__BRIEF__: How many lines in the data that follows contain the word "JSON"? Only that number is needed.

__DATA PROVIDED__:
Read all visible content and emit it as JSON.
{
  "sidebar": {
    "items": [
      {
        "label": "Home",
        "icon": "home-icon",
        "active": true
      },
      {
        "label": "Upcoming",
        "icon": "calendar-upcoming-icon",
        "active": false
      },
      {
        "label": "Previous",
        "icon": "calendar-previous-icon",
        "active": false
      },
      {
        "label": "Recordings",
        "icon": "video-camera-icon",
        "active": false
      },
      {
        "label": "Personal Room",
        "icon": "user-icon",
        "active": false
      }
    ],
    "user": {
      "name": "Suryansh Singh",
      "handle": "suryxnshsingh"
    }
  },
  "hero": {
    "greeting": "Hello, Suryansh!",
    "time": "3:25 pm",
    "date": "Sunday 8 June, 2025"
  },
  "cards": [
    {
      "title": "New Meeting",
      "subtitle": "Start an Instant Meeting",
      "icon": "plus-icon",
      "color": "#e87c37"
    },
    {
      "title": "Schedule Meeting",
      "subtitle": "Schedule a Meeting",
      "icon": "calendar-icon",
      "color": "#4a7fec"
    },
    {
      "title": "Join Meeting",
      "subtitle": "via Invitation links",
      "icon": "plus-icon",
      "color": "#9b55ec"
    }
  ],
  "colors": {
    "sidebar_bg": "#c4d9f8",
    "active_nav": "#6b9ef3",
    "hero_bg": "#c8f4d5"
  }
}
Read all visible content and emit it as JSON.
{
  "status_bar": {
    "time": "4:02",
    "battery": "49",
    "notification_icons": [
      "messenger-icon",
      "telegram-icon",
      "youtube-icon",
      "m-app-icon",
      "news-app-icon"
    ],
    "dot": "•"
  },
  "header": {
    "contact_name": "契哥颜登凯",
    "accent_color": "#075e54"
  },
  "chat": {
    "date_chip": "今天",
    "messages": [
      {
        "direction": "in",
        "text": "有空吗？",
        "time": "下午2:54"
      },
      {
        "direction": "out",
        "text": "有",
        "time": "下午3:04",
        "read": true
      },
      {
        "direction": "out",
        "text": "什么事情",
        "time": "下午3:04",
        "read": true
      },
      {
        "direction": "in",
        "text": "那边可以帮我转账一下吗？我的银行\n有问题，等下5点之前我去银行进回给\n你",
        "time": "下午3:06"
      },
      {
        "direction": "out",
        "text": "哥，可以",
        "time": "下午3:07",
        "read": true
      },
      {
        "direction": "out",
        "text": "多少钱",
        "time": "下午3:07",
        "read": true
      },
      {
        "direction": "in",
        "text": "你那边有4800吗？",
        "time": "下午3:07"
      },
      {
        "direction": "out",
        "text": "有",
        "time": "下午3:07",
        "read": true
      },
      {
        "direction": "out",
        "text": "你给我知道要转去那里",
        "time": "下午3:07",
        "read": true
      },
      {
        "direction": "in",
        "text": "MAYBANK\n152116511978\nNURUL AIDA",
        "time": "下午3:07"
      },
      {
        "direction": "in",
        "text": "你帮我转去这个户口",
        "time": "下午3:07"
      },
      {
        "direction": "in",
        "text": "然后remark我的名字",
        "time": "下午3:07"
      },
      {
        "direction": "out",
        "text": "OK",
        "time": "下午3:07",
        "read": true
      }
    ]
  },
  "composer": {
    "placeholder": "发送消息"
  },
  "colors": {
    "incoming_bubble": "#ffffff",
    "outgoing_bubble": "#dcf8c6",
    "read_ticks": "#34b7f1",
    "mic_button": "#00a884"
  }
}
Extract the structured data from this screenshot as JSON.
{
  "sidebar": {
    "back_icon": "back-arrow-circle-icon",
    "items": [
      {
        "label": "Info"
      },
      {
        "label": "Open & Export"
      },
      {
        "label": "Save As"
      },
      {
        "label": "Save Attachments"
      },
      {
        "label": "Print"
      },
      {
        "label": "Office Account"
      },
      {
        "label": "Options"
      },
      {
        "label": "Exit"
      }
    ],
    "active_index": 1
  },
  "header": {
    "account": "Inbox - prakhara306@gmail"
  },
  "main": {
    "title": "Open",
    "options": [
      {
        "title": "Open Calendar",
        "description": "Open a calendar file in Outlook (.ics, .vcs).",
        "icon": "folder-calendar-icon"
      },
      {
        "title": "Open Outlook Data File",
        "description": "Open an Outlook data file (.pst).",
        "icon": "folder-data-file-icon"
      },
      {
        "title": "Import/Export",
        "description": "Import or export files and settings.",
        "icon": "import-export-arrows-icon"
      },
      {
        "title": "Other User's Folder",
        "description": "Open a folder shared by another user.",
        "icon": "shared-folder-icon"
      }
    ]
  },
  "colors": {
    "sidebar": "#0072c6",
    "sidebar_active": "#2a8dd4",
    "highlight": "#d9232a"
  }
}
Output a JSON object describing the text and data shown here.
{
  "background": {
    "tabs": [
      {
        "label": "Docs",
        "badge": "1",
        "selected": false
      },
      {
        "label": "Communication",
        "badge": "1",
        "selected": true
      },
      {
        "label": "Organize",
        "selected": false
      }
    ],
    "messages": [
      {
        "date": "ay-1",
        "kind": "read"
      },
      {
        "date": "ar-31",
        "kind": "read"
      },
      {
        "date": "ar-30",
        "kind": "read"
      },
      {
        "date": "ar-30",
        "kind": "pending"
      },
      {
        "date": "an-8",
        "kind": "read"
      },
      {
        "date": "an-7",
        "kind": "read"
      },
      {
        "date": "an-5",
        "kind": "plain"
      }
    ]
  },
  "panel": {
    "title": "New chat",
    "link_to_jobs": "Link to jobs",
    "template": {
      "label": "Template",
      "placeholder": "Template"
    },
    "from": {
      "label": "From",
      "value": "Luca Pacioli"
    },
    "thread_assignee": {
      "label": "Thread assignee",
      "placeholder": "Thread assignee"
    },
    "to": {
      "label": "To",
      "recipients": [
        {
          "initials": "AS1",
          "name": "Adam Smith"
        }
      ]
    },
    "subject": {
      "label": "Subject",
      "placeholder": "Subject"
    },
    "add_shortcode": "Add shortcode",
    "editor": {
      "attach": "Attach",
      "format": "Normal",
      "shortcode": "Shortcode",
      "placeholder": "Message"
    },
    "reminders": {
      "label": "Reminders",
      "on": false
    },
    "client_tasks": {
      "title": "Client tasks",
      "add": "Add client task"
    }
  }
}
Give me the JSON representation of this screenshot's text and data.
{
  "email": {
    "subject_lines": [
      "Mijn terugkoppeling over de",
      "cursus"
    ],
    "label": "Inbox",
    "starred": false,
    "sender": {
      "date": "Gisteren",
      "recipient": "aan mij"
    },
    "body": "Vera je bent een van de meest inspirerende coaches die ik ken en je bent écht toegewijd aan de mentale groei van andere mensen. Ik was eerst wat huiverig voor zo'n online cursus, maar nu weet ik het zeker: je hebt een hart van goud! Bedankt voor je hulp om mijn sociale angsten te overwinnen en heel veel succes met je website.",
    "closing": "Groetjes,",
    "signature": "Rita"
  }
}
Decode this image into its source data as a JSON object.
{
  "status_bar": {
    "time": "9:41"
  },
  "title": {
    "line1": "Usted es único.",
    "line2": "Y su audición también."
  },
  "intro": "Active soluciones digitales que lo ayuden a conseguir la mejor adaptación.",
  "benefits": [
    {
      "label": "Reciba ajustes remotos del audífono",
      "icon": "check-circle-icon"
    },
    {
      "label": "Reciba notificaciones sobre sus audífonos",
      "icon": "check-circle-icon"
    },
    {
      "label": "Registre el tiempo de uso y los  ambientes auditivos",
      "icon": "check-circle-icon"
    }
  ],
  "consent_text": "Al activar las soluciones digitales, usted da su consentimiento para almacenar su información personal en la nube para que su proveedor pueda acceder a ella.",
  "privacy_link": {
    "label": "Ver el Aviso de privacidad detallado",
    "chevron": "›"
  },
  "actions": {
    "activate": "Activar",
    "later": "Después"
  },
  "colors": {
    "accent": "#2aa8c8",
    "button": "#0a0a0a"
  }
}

__OUTPUT OF THE EXERCISE__: 6